gay marriage, Illinois small business lawyer, small business attorney, same sex marriage, wedding, marriageIllinois businesses involved in the wedding industry may find themselves facing a dilemma as same-sex couples begin to legally marry in 2014. The legislation, which was signed into law in 2013, may require some business owners to violate their personal beliefs in order to stay within the law.

According to the Quad-City Times court battles have already broken out in other states where same-sex marriage is legal. In New Mexico, a business that refused to photograph a same-sex couple’s marriage was convicted of violating anti-discrimination law. In Washington, a flower shop owner faced a lawsuit for refusing service to same-sex couples.

While many doubt whether this will be an issue in Illinois, the state is already seeing some contention on the issue. Currently an Illinois bed and breakfast who refused to perform a civil union for a same-sex couple is currently facing complaints before the Illinois Human Rights Coalition. The couple who owns the business oppose same-sex marriage on religious grounds.

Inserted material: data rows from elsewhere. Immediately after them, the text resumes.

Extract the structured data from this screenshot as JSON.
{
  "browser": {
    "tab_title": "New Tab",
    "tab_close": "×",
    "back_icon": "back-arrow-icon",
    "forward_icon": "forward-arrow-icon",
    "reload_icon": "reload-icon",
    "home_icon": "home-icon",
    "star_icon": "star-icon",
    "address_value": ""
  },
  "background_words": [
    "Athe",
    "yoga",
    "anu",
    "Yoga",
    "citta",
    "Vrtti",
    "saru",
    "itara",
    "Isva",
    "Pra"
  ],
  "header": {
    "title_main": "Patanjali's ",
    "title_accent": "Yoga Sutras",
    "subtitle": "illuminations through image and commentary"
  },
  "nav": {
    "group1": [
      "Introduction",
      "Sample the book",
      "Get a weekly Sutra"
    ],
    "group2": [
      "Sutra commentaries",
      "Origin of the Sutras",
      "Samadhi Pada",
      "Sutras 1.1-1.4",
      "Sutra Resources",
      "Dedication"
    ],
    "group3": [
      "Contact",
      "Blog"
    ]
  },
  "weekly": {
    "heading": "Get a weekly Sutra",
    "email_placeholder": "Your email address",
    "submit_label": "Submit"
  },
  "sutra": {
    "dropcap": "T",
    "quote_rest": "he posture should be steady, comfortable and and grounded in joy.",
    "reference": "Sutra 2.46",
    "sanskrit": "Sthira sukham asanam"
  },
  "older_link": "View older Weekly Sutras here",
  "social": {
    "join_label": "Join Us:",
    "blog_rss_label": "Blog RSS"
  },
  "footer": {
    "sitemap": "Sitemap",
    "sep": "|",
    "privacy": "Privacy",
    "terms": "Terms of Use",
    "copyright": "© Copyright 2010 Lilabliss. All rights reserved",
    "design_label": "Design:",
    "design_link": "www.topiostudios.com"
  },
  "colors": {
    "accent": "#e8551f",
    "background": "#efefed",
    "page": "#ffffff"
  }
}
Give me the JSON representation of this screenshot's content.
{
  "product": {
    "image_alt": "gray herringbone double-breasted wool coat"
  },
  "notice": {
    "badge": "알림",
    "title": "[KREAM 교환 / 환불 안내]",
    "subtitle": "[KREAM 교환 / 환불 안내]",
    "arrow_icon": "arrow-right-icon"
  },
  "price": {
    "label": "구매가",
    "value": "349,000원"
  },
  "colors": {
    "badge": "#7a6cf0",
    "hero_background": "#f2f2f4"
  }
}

According to Illinois ACLU spokesman Ed Yohnka however, businesses that provide a public service are not allowed to discriminate regardless of their owner’s personal beliefs. The Illinois Human Rights Act protects anyone’s right to receive service, and businesses who have chosen to offer a service to the public must offer it to all, regardless of race, religion, and sexual orientation.

Illinois’ same-sex marriage law officially takes effect on June 1, 2014.

If your businesses provides services to the public and you are concerned over how this new law may affect you, or if you are facing a complaint for any other reason, do not try to interpret the law on your own. Contact a qualified Illinois business law attorney for help today. We can ensure that you are operating within the boundaries of the law and help you ensure that your side of any issue is told in court.